Once multi-WAN has been configured, best practice is then to test its functionality to verify it functions as expected. The following sections describe how to test each portion of a multi-WAN configuration.
Testing Multi-WAN in a controlled manner immediately after configuration is a key step in the process. Do not make the mistake of waiting until an Internet connection fails naturally for the first test, only to discover problems when they are much more difficult and stressful to fix.
First, navigate to Status > Gateways and ensure all WAN gateways are show as Online under Status, as well as on the Gateway Groups tab. If they do not, verify that a proper monitor IP address is used as discussed in Monitor IP.
Creating a WAN Failure¶
There are a number of ways to simulate a WAN failure depending on the type of Internet connection being used. For any type, first try unplugging the target WAN interface Ethernet cable from the firewall.
For cable and DSL connections, try powering off the modem/CPE, and in a separate test, unplug the coax or phone line from the modem. For fiber, wireless, and other types of connections with a router outside of pfSense, try unplugging the Internet connection from the router, and also turning off the router itself.

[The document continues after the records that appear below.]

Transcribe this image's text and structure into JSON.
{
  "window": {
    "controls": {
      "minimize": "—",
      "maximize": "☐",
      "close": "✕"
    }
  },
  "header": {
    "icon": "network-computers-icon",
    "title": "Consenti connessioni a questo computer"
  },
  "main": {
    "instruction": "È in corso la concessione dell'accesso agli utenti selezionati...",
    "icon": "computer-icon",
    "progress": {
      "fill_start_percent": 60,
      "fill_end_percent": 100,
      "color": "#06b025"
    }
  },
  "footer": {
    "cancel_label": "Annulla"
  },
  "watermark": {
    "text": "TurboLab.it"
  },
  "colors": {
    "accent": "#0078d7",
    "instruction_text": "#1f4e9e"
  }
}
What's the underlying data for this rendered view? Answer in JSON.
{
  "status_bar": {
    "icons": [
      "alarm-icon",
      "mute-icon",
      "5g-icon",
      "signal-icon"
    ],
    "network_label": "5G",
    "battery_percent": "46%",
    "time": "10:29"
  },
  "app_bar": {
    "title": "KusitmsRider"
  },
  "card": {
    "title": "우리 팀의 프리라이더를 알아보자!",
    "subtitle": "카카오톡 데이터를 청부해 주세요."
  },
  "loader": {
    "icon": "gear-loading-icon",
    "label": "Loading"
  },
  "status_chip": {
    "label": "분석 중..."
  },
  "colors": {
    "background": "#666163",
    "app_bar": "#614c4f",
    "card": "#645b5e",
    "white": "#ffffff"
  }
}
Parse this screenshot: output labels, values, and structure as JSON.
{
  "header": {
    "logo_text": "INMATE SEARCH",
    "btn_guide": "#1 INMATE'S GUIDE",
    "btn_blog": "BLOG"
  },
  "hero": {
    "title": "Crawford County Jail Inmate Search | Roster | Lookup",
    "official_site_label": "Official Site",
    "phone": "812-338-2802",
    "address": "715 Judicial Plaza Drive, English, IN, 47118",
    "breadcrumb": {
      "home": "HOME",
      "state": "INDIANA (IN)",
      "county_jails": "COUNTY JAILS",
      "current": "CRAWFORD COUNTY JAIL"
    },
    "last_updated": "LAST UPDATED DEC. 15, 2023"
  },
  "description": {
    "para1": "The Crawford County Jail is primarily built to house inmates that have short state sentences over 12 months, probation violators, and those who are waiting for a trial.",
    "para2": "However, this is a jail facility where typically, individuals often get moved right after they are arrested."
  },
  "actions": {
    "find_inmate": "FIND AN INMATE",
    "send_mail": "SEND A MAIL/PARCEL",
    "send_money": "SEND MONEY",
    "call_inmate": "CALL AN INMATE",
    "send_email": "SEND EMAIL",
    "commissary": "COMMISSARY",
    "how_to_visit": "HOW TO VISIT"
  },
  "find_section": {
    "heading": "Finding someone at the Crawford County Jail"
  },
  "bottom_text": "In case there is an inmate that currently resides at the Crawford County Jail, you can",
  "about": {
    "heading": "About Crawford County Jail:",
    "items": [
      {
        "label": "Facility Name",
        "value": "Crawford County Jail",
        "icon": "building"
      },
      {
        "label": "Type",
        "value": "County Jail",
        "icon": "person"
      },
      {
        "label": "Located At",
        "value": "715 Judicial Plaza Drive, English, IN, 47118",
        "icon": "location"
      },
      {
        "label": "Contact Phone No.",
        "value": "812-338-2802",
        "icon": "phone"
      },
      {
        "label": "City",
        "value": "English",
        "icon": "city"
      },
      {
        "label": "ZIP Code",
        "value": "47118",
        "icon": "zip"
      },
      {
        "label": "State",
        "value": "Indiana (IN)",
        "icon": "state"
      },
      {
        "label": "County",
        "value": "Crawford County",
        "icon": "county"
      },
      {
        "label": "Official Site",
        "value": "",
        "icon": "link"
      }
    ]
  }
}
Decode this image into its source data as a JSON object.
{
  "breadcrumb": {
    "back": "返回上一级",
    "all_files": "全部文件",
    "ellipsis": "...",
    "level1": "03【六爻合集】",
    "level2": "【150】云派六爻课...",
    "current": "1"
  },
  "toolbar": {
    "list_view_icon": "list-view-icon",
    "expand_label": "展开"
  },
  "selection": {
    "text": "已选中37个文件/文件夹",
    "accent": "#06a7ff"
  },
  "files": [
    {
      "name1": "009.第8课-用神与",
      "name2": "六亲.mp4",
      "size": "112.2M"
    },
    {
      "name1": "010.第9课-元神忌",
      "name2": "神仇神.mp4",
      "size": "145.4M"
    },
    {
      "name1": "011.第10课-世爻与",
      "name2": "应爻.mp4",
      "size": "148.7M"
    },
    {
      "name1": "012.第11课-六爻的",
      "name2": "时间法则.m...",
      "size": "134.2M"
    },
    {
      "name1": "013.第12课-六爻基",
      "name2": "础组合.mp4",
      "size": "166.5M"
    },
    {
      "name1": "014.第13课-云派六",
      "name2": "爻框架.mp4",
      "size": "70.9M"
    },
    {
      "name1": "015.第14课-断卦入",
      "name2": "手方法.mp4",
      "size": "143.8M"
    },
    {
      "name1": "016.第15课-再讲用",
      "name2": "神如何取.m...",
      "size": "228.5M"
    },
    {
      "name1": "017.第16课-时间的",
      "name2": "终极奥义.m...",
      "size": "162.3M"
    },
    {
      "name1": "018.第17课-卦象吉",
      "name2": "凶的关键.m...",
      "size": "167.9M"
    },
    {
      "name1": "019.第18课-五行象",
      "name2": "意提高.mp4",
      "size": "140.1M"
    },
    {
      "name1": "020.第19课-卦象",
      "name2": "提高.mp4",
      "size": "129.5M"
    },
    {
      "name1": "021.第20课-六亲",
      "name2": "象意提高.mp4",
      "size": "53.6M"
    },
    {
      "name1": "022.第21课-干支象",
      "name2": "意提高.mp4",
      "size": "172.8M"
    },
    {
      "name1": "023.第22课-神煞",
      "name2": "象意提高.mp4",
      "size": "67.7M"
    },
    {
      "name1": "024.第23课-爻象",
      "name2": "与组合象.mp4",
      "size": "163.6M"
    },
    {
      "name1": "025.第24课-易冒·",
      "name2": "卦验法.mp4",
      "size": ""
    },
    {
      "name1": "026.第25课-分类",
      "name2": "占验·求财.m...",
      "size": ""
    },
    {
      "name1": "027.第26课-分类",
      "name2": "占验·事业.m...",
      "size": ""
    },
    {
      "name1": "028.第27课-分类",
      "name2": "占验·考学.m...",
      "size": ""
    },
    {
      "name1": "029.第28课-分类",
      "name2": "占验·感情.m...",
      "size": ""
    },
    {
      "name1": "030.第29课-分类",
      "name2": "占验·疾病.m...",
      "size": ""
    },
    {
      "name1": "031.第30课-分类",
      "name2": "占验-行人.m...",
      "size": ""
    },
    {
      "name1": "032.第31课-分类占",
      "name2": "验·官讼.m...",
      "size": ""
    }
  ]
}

All of the described testing scenarios will likely end with the same result. However, there are some circumstances where trying all these things individually will find a fault that would not have otherwise been noticed until an actual failure. One of the most common is unknowingly using a monitor IP address assigned to the DSL or cable modem. Hence when the coax or phone line is disconnected, simulating a provider failure rather than an Ethernet or modem failure, the monitor ping still succeeds since it is pinging the modem. From what pfSense was told to monitor, the connection is still up, so it will not fail over even if the upstream connection is actually down. There are other types of failure that can similarly only be detected by testing all the individual possibilities for failure. The monitor IP address can be edited on the gateway entry as covered in Monitor IP.
Verifying Interface Status¶
After creating a WAN failure, refresh Status > Gateways to check the current status. As the gateway monitoring daemon notices the loss, the loss will eventually move past the configured alarm thresholds and be marked as down.
Verifying Load Balancing Functionality¶
This section describes how to verify the functionality of a load balancing configuration.
Verifying HTTP Load Balancing¶
The easiest way to verify HTTP load balancing is to visit a website that displays the public IP address the client used to access the site. A page on the pfSense site is available for this purpose, and countless other sites offer the same functionality. Search for “what is my IP address” and numerous websites are returned that will show the public IP address making the HTTP request. Many of those sites tend to be full of spammy ads, so we provide a couple sites that simply report the client IP address:
Browsers have a habit of keeping open server connections and caching results, so the best browser-based test is to either load multiple sites, or to close the browser window between attempts to load a site. During each connection attempt, a different IP address should be shown if load balancing is working correctly. If other traffic is present on the network, the IP address may not appear to change on every page load. Repeat the test several times and the IP address should change at least a few times.
If the IP address never changes, try several different sites, and make sure the browser really is requesting the page again, and not returning something from its cache or using a persistent connection to the server. Manually deleting the cache, closing and reopening the browser, and trying multiple web browsers are good things to attempt before troubleshooting the load balancer configuration further.
Using curl as described in Verifying load balancing is a better test as it ensures cache and persistent connections will have no impact on the results.
Testing load balancing with traceroute¶
traceroute utility (or
tracert in Windows) shows the network path
taken to a given destination. See Using traceroute for details on using
traceroute. With load balancing, running a
traceroute from a client
system behind the firewall should show a different path being taken for each
attempt. Due to the way
traceroute functions, wait at least one minute after
stopping a traceroute before starting another test so that the states will
expire, or try different destinations on each attempt.
Using Traffic Graphs¶
The real time traffic graphs under Status > Traffic Graph and on the Traffic Graphs dashboard widget are useful for showing the real time throughput on WAN interfaces. Only one graph at a time can be shown per browser window when using Status > Traffic Graph, but additional windows or tabs can be opened in the browser to see all WAN interfaces simultaneously. The traffic graphs widget for the Dashboard enables the simultaneous display of multiple traffic graphs on a single page to simplify this process. If load balancing is working correctly, activity will be observed on all WAN interfaces.
The RRD traffic graphs under Status > Monitoring are useful for longer- term and historical evaluation of WAN utilization.
Bandwidth usage may not be exactly equally distributed, since connections are simply directed on a round robin basis without regard for bandwidth usage.